* **What you need to do**
Where a line below includes the word "time", copy that line.

* **Given data**

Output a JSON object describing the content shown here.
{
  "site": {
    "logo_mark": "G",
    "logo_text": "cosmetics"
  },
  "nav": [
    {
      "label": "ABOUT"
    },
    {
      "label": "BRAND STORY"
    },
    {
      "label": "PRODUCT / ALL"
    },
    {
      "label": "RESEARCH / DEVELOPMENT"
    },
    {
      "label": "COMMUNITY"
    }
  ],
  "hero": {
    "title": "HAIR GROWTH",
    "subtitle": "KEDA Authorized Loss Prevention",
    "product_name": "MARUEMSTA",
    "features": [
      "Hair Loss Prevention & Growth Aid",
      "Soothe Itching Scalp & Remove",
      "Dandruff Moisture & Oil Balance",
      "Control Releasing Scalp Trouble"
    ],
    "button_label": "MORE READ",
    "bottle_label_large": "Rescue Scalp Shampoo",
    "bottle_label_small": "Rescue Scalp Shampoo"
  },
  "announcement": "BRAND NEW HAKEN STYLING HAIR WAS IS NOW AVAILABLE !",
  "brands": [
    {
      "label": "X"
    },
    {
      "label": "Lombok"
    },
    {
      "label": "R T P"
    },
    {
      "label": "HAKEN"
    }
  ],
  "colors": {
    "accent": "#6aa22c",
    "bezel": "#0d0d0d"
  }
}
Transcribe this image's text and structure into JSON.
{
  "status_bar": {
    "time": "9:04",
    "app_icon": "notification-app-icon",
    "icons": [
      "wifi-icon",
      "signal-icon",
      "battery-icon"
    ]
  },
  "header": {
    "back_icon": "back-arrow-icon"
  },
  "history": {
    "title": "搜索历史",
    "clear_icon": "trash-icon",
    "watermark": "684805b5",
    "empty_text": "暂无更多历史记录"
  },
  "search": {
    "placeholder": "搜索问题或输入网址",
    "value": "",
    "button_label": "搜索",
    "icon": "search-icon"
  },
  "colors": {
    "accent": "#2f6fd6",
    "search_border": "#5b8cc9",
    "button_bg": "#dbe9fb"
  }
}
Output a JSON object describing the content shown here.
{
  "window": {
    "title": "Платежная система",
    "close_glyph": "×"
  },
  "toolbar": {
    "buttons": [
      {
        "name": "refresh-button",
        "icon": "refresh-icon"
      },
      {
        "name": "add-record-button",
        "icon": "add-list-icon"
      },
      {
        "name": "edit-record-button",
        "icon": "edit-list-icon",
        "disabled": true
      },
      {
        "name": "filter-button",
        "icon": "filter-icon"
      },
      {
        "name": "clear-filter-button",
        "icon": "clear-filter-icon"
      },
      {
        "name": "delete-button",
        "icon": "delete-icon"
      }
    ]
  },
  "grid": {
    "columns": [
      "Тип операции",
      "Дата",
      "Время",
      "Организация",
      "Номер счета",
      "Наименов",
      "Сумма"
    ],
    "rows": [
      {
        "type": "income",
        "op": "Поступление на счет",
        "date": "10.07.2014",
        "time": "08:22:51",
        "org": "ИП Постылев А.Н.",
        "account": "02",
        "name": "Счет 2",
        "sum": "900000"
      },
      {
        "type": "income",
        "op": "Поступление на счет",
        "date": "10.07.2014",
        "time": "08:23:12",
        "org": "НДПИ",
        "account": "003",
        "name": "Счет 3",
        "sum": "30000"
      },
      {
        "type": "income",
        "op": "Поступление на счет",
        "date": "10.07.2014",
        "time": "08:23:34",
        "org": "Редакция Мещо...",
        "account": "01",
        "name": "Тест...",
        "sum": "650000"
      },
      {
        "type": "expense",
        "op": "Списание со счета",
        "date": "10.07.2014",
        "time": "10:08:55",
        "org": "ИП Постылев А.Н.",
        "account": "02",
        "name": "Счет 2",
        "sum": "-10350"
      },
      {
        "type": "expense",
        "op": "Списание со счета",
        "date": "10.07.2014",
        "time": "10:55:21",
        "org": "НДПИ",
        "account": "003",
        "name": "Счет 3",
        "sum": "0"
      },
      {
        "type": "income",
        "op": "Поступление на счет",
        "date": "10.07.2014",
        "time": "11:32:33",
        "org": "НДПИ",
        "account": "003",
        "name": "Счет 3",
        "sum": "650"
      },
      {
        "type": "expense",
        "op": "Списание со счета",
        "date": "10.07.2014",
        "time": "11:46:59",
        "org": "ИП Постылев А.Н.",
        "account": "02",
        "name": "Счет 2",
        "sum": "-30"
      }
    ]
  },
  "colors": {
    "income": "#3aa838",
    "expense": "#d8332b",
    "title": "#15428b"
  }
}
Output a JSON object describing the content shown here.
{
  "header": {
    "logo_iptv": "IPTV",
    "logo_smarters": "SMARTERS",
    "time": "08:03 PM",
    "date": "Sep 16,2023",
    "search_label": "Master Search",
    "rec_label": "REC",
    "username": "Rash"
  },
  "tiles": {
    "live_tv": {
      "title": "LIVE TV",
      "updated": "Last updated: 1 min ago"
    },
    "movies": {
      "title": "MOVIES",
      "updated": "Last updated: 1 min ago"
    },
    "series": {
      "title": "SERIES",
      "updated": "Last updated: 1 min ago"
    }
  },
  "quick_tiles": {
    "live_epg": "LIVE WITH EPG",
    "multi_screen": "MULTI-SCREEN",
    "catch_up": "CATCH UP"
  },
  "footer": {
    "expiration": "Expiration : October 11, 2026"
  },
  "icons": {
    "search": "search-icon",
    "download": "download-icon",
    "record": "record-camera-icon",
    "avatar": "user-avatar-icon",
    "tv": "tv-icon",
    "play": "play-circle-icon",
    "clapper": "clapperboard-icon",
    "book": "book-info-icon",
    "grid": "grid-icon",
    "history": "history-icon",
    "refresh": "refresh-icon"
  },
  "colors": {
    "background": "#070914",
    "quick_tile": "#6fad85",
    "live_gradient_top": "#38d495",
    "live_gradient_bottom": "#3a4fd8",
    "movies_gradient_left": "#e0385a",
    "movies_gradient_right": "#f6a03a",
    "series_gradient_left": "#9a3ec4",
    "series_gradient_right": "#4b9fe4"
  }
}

* **Solution below**
    "time": "9:04",
        "time": "08:22:51",
        "time": "08:23:12",
        "time": "08:23:34",
        "time": "10:08:55",
        "time": "10:55:21",
        "time": "11:32:33",
        "time": "11:46:59",
    "time": "08:03 PM",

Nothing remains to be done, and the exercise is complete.